It would be difficult to define 2016 as anything other than a year dominated by loss, given the astounding number of cultural titans that have slipped into the great beyond. Certainly, in the UK at least, there has been an undeniable sense of collective grief. This shared experience has been intensified as a result of the accompanying mass media coverage, and our expanding interaction via social media, all contributing factors to the ever-shrinking boundaries that exist between us.
If we consider the concept of art as the product of our society, certain mediums lend themselves to the immediacy of being able to react almost in the moment. Though the act of writing a song could fall into this category, the planning and execution involved in bringing a song or an album to the public domain could be considered less so. What has been particularly interesting this year, has been the release of a number of high profile albums which are inexplicably tied to such themes of loss and mortality, strangely, inhabiting the very same moment in time at which the world was still reeling in the wake of the seemingly endless news that yet another casualty had been claimed.
In addition to David Bowie’s ‘Black Star’; and Nick Cave and the Bad Seeds’ ‘Skeleton Tree’; there has also been the release of Bob Mould’s ‘Patch The Sky’. Recently named in Rolling Stone’s list of the best albums of 2016 so far, this latest release can be considered somewhat of a hat-trick following on from the reception to Mould’s previous two solo albums ‘Beauty & Ruin’ and ‘Silver Age’. Though ‘Patch The Sky’ is a document of Mould’s personal experience following the passing of his mother, the moment at which the album landed, chimed remarkably with the “zeitgeist” at the point of its release.
It is with much anticipation that Birmingham welcomes the looming presence of Mould back to the city’s stage after a prolonged absence. Though Mould has toured the UK regularly in recent years, Birmingham has had to wait its turn before finding itself once more, nestled in amongst the lucky few on the tour itinerary.
Armed with the formidable, and unassailable backing of Jon Wurster on drums, and Jason Narducy on bass guitar, the three-piece waste no time in launching into a setlist that only relents once it begins to approach the thirty song threshold. Talk about getting your money’s worth. For those in attendance who might have favourable leanings toward a particular period in Mould’s career thus far, it would be hard to imagine any of them leaving tonight’s venue without having had a sizeable portion of their wish list delivered to them in Mould’s typical blistering fashion.
What a joy it is to witness a group of musicians who are so firmly in the ascent of their endeavours.

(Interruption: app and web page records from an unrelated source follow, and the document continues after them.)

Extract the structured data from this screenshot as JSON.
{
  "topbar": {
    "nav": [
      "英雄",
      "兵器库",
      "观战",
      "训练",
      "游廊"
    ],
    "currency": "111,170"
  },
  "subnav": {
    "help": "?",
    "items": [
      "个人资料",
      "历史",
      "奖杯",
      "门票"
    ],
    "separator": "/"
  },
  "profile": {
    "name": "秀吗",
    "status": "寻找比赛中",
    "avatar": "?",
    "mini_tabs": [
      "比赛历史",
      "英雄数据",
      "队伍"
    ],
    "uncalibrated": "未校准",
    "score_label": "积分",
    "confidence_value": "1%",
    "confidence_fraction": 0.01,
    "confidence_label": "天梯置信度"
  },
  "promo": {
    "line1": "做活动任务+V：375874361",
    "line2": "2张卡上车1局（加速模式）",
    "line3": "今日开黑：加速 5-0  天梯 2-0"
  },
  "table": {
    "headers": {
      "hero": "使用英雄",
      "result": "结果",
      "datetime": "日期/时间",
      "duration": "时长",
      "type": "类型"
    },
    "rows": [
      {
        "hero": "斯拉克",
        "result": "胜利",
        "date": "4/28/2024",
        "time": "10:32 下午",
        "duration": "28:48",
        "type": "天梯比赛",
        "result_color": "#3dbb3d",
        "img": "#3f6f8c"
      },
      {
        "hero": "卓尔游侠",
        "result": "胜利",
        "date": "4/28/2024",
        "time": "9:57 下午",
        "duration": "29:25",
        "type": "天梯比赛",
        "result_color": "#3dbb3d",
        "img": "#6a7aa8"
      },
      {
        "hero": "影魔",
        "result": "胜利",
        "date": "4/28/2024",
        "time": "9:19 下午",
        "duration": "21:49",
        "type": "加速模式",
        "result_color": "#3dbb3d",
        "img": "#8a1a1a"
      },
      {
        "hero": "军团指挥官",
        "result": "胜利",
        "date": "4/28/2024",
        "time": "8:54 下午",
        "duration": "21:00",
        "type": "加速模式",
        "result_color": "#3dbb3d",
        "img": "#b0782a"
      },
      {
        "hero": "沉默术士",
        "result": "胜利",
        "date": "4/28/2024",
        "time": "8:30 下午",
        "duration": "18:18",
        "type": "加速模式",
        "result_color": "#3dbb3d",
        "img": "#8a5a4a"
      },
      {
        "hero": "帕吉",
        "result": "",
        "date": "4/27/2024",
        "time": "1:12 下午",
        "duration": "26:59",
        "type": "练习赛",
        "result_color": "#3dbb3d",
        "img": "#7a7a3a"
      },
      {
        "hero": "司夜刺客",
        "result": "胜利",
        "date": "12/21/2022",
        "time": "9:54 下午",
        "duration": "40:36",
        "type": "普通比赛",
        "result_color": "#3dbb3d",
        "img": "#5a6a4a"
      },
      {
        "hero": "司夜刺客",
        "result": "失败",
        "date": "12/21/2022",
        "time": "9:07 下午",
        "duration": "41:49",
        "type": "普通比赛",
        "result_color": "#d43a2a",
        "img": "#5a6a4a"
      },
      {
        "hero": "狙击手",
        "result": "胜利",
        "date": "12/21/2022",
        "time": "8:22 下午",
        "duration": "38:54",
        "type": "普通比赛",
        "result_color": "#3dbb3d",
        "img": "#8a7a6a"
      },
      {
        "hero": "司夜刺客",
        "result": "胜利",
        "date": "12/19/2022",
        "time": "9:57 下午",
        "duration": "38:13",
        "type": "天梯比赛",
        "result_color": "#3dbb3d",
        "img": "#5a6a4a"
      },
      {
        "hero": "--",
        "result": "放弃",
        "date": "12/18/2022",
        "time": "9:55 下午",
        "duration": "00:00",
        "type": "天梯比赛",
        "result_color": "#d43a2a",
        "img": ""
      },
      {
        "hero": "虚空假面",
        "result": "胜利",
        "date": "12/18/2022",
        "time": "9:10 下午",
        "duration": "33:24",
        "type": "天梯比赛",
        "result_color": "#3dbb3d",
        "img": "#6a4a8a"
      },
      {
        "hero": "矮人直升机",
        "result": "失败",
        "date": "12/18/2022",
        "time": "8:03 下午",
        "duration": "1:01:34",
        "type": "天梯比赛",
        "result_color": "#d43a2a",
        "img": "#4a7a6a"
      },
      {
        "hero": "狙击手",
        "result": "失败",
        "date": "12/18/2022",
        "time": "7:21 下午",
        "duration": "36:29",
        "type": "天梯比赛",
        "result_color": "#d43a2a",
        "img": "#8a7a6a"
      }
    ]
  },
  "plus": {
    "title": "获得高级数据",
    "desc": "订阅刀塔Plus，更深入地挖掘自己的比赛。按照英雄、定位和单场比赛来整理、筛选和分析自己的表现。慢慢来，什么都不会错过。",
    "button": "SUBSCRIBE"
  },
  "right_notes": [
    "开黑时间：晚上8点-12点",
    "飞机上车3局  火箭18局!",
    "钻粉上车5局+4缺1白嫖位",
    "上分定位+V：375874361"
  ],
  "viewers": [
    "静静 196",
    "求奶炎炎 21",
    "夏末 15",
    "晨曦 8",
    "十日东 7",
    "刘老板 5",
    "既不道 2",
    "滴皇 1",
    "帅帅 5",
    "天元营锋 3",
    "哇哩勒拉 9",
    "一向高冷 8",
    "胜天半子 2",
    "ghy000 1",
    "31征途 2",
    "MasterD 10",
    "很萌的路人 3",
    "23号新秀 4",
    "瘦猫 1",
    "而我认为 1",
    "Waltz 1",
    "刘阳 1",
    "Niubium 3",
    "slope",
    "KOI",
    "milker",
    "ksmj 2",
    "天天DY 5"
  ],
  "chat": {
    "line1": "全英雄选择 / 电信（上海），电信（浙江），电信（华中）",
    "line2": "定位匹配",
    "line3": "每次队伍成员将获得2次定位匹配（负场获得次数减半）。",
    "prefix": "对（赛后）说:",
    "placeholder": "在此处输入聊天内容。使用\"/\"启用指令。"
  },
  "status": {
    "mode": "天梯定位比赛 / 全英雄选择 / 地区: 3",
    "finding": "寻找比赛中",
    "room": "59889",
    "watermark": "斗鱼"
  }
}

Considering that this is the opening night of the tour, they are certainly firing on all cylinders, as they commence proceedings with the HÃ¼sker DÃ¼ classic ‘Flip Your Wig’; followed by ‘Hate Paper Doll’ and ‘I Apologise’. The chronological set continues as next up is ‘A Good Idea’ and ‘Changes’, both taken from Sugar’s ‘Copper Blue’. There is barely enough time register the ending of one song and the beginning of the next as the band proceed to emulsify the eardrums are all those in attendance with their relentless onslaught.
Bob Mould’s distinctive vocal and guitar playing, along with Wurster’s playing – the closest you could get to perfection – complemented by Narducy’s flourishes, are an intoxicating combination. It is easily understandable as to why Bob Mould has maintained this formation for so long. At one point, having moved towards the front of the stage, the view of Mould is obscured by the suspended PA system which ends up perfectly framing Mould’s guitar, focusing the attention solely upon his hands, which offers the opportunity to revel in the sheer intensity of his playing.
Bob Mould’s approach tonight is simple: hit the stage, give it all you’ve got, and leave them, yes, bereft of hearing temporarily, but with hearts brimming with joy. I certainly hope that it is not too long before both organs are subjected to the same rigours.
Review: Chris Curtis